A state trooper was indicted Wednesday on two counts of motor vehicle manslaughter and drunken driving charges in connection with a two-car crash that took the lives of a mother and daughter from Carver who were returning home last year from a Red Sox game.
John Basler, 25, of Kingston, was charged in the September deaths of Susan Macchi, 64, and her daughter, Juliet Macchi, 23, who were killed in the crash in Plymouth as they traveled home from Boston.
Basler was off duty and driving his personal Toyota Corolla on Federal Furnace Road shortly after midnight Sept. 22. He collided head-on with the Macchis’s vehicle.

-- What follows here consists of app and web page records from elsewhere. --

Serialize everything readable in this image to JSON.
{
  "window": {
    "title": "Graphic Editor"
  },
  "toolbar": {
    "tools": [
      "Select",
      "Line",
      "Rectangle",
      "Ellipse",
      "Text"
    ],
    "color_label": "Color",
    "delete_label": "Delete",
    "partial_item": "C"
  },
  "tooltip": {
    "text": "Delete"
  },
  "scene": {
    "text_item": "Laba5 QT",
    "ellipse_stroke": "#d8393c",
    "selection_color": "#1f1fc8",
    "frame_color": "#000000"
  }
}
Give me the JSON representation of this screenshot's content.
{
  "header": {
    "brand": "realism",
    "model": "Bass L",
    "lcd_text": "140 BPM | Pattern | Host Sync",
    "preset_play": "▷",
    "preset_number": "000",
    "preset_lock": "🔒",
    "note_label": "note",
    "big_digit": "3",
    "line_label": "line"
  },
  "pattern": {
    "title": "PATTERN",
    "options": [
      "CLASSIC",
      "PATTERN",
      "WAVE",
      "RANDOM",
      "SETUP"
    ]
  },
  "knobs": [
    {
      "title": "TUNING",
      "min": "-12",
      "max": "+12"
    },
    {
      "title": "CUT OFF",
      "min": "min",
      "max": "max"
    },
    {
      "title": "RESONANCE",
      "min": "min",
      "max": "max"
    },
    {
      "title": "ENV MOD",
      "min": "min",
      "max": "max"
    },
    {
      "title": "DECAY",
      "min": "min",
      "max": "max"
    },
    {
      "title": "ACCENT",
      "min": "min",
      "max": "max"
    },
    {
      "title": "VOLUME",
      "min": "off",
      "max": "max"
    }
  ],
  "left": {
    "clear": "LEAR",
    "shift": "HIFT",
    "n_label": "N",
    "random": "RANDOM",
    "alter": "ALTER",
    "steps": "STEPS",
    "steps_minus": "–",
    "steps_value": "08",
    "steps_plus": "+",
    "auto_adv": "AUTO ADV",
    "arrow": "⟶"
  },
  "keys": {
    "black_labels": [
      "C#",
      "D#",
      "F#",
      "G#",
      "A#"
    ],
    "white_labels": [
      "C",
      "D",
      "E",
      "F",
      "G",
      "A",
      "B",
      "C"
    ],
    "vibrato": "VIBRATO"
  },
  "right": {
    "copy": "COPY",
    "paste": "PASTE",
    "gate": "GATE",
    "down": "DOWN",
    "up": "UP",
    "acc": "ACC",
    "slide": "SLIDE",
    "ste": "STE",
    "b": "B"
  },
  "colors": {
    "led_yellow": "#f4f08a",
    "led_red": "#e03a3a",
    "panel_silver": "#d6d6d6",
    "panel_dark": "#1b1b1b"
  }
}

A Plymouth County grand jury indicted Basler on two counts of motor vehicle manslaughter, two counts of motor vehicle homicide while operating under the influence, and single counts of reckless operation of a motor vehicle, negligent operation of a motor vehicle, and carrying a firearm while intoxicated, authorities said Wednesday night.
“Drunk driving is a scourge in our society and is all the more maddening because it can be prevented by drivers making the right choices,” said Colonel Timothy Alben, State Police superintendent. “We condemn the actions of anyone who gets behind the wheel of a car while impaired.”
Basler, who was assigned to the State Police barracks in Milton, has been suspended from the force without pay since the crash, spokesman David Procopio said in an e-mail Wednesday night. Basler’s status will be reevaluated after the criminal proceedings, Alben said.
Susan Macchi was a mental health counselor and artist who worked at several facilities south of Boston and also had a private practice in Plymouth.
Her daughter, Juliet, was a recent graduate of Harvard University and was planning to move to California to enter the movie business, her brother Richard Macchi Jr. said in an earlier interview with the Globe.
Juliet’s father, Andrew Wells, responded to the indictment in an e-mail Wednesday night.
“Today my family’s thoughts are with Juliet,” Wells said. “Not a day goes by that her unique personality is not missed and mourned.’’
“This tragedy has deeply affected the Wells and Macchi families, and while we note that today’s events affect the Basler family as well, we believe that Mr. Basler should be held accountable for the decisions he made last Sept. 22 that cost the lives of two innocent people,” he said.
Richard Rafferty, one of Basler’s lawyers, said his defense team would not be commenting on the case until they review the indictment.
A Plymouth police report said Basler had been driving to his Kingston home after attending a party in Wareham.
Witnesses at the party told police that Basler had consumed a single beer during the night.
It was later determined that Basler registered a blood-alcohol level of 0.19, more than twice the legal limit of 0.08, a State Police report said.
There were no witnesses to the accident, but people who came to the crash site told police that heavy rain had been falling a short time earlier, according to the Plymouth police report.
Police found Basler lying on the ground outside his vehicle.
Investigators said Basler told officers that he could not recall the crash and was employed by the State Police.
Officers found a loaded .45-caliber magazine on the floor of his car and a .45-
caliber Auto-Ordnance 1911 pistol in bushes near the car, according to the report.
Basler was hospitalized after the crash and did not attend the initial hearing that determined his duty status.
He will appear at a later date in Brockton Superior Court.